…storytelling has become extraordinarily popular. Karen Dietz and I discuss how storytelling has become extraordinarily popular. It is good that people realize story is how we think and communicate but a lot of people are confused about how to get started. People who promise to teach storytelling but have not been trained in oral storytelling
Karen is the best curator of articles about successful storytelling I know. We go back a long way. She and I met in the world of traditional tellers “back in the day.” Today she has a finger on the pulse of business storytelling. In fact, Karen Dietz and Lori Silverman have written a new book:
Just do it! Iteration or "playing it by ear" is a great way to learn storytelling and find great content fast
We learn more about storytelling from iterations of listening and practice than any template could teach us.
This is the first of at least ten Story Factor Podcasts. In this one, my audio guy Jay makes me explain what I want to do and I just talk… doing what I do: butchering metaphors and discovering what I am thinking by hearing what comes out of my mouth. I have no 3 second
I’ve been trying to infiltrate the halls of power for decades. My secret mission is to increase the diversity of thought by teaching those without a voice how to tell their stories and by teaching leaders how to find and retell stories that broaden everyone’s understanding.
We need a Magic School for Storytellers Thirty years before J. K. Rowling created Harry Potter, Ursula Le Guin’s Earthsea series imagined a magic school that taught apprentice sorcerers how to avoid abusing the power of magic. Le Guin points out early in the series that “even to light a candle is to cast a
Truth in Storytelling When I wrote the first edition of The Story Factor twenty years ago, I began with the idea that people don’t want more information. They want faith in you and your positive intentions. I never suspected that two decades later we’d be discussing an explosion of stories that intentionally undermine this faith. Without

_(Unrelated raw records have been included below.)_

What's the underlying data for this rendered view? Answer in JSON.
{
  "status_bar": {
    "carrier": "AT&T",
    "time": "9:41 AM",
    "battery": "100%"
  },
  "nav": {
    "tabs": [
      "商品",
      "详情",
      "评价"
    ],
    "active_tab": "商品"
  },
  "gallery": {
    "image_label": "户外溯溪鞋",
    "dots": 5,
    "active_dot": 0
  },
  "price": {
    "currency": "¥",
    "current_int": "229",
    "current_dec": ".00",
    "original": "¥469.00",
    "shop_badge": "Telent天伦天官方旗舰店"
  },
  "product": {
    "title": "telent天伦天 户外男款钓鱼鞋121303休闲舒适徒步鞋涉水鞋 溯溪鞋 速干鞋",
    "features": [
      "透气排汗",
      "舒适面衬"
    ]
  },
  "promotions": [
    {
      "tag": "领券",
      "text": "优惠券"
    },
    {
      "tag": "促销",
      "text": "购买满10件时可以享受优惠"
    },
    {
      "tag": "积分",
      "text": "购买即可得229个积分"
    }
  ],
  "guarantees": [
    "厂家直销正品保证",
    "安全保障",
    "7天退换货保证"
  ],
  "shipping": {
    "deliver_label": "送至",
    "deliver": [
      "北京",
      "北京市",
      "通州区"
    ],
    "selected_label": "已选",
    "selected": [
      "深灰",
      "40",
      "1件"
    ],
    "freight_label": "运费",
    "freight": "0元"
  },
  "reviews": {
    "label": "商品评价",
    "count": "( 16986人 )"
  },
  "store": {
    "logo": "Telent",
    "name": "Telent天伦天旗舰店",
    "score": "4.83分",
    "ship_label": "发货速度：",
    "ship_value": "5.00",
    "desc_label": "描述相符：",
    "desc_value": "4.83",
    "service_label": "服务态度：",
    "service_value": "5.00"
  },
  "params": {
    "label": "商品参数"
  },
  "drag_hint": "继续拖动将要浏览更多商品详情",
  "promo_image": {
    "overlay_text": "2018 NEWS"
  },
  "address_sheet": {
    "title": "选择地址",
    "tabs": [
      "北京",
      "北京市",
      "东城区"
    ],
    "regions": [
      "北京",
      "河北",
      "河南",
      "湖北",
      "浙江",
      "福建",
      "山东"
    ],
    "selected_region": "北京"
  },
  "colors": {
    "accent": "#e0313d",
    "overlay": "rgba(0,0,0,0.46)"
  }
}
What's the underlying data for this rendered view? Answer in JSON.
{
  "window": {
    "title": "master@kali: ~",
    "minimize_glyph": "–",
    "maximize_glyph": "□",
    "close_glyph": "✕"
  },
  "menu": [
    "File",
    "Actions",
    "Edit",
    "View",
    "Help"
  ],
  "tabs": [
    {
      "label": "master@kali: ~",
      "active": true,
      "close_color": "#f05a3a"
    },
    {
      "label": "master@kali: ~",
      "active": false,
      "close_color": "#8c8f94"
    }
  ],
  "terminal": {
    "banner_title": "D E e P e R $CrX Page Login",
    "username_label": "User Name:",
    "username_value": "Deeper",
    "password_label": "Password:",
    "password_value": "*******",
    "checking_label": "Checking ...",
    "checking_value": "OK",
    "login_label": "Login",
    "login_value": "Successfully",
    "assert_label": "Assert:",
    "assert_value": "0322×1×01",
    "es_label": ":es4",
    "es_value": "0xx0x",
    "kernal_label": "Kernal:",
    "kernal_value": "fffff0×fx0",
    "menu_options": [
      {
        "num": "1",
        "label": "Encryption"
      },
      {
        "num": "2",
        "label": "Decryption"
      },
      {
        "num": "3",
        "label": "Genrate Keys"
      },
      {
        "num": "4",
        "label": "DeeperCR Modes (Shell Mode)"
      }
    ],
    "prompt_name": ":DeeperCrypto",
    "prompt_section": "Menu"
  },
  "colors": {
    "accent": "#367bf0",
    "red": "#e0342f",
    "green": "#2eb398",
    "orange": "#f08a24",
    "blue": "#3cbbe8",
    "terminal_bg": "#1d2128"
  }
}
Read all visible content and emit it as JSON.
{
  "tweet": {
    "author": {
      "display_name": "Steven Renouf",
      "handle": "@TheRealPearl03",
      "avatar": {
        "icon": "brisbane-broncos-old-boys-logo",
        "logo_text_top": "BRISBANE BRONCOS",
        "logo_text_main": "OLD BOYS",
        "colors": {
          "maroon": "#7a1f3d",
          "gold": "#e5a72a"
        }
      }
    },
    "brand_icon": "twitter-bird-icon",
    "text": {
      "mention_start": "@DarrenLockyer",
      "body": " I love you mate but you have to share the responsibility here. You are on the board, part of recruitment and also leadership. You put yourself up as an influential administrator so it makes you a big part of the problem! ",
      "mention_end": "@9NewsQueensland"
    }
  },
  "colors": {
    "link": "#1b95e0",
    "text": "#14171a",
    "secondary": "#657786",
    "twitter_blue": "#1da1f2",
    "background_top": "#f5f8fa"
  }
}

The Moral Dilemmas of a Lion, a Scarecrow, and a Tin Man Frank Baum’s original introduction to The Wizard of Oz, written in 1900, made it clear that he felt children no longer needed the stereotypical “old-time fairy tale” that “may now be classed as ‘historical’ in the children’s library.” Baum claimed the time had
Blueprints for Building Trust Learning to drive was fun until I hit the mailbox. I burst into tears, blaming my dad, “You told me not to brake when turning corners!” It wasn’t my fault that he neglected to clarify I should brake before turning the corner so I could release the brakes while turning